Today, college is pretty much accessible to anyone with a pulse, despite claims to the contrary.  But the laws of mathematics explain this should not be so.  Besides, most college kids devote much of their waking hours to Comedy Central, MTV, and half-naked drinking games.  How could it be possible for the typical student of moderate means to account for upwards of one-hundred thousand dollars (or more) of post-education debt?  Are art history and gender studies majors really necessary?  The numbers don’t add up.  College costs too much, but who is to blame?

Fantasy Finance

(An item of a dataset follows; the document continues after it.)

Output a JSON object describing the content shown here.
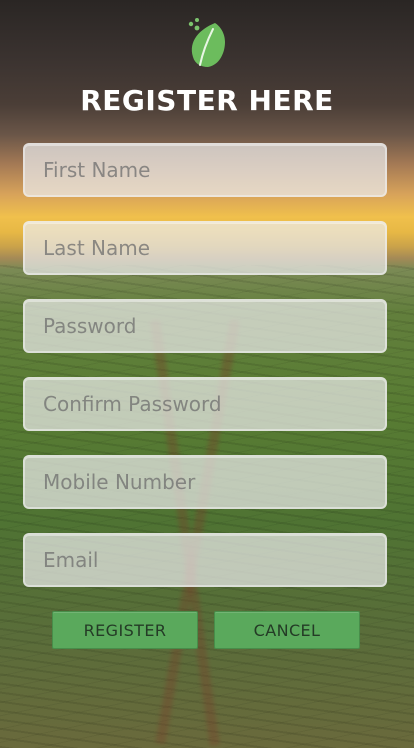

Consider the situation, writ large. Average Joe can take out heavily subsidized and guaranteed loans, courtesy of Uncle Sam, in order to pay for books, booze, and board.  Students are sucked in via a misguided government scheme, which encourages kids to enjoy four to six years in a distorted world that is the college community.  Much like the housing and automotive industries, Washington will continue to neglect the looming student loan crisis through ignorance.

As long as the same powerful politicians continue propping up loans (i.e. the touted Stafford program), droves of students will continue majoring in worthless fields and institutions of “higher learning” will continue raking in huge sums of cash.

While it is true that too many kids occupy overpriced dorms across the country, the overall price tag of a college education is just as inflated.  The main reason families and individual students are able to make the university commitment is due in large part to government intervention in the market.  If taxpayer-funded loans were not offered, a substantial portion of students could not afford to live the college life – and, case in point, both state-run and private schools would be short quite a few greenbacks.  In other words, the feds have artificially populated the college campus.  The political fulcrum must be pushed by the people: the taxpaying and student-supporting American citizenry.

Something’s gotta give

The education bubble may soon burst to the sarcastic surprise of seasoned statists.  But until then, little action can be expected of our U. S. Senators, Representatives, and related federal agencies.  American post-secondary academia is deemed too-big-to-fail by most proponents of the status quo.  A pundit on FoxNews recently compared Congress to a college student: they procrastinate until the very last second.  And you thought you would cease rushing frantically to meet deadlines upon matriculation!

The Future…

With the countless “prerequisite” courses colleges demand their pupils pass (read: pay for) aside, it would seem that a traditional four-year span should be reduced for the better.  Students could receive degrees quicker while still taking the meat of the curriculum.  Classes which may appear harmless and actually beneficial on the exterior – 100-level Introduction to College Writing comes to mind – can be a prime chance for progressive professors and teaching assistants to sound off on their favorite talking points, namely to the tune of ‘Bush lied, people died.’  I’ve heard horror stories, from far-left indoctrination to communist indoctrination — there’s only a subtle difference.  You get the message.  And just about every post-secondary academic setting bank rolls revenue from these laughable excuses for instruction.  For instance, at Michigan State University – a large, public, land-grant school – the per-credit-hour charge is $406.75 to freshman and sophomore in-state students this year. Tack on an extra $37.75 for juniors and seniors, in addition to totals of $1,038.25 and $1,071.00 for “non-resident” students respectively.  Multiply that by 120, the magic amount of credits to graduate, to get an absurd sum.  Think about how much you have paid (or will pay several years down the road) for your own credits in College Algebra and High School Biology: Revisited.  It is highway robbery, if you ask me. So what must be done?

A wholesale elimination of these expensive, deceitful brainwashing seminars is a start.  Did I mention these eager youth would enter the work force, and hence contribute to society, at a younger age?  Education is a means to an end, not a drawn-out experience to be half-remembered due to alcohol-related mishaps and one-night-stands – interpret the latter as you see fit.  Thus, students should spend no more than two years studying in selected areas of interest en route to an undergraduate degree.  Appropriate graduate schooling would then follow, albeit a bit sooner in life for efficient young scholars.  I can already hear the suction of the higher education vacuum quieting!

Adding insult to financial misery, a 2010 CBS News article highlighted the finding of a study that revealed that public universities tend to give out less A’s and B’s than their more selective private counterparts. Ironically, while enjoying the luxury of easy grading, private school students also receive friendlier financial aid packages according to a Princeton Review report.

I’ve seen the light, now what? 

The college education ponzi scheme must come to an end, or our greater nation will suffer a very realizable fate to be dreaded.   Nevertheless, cheer up, look in the mirror – better yet, convince an elitist university official to do so – and lobby to save the minds and wallets of the future generations. A failure to usher in a new era of American educational success will yield more of the same: inflated costs, rising unemployment, and low academic standards. The time to act is upon us.

Nick Kowalski :: Michigan State University :: East Lansing, Michigan :: @NKowalski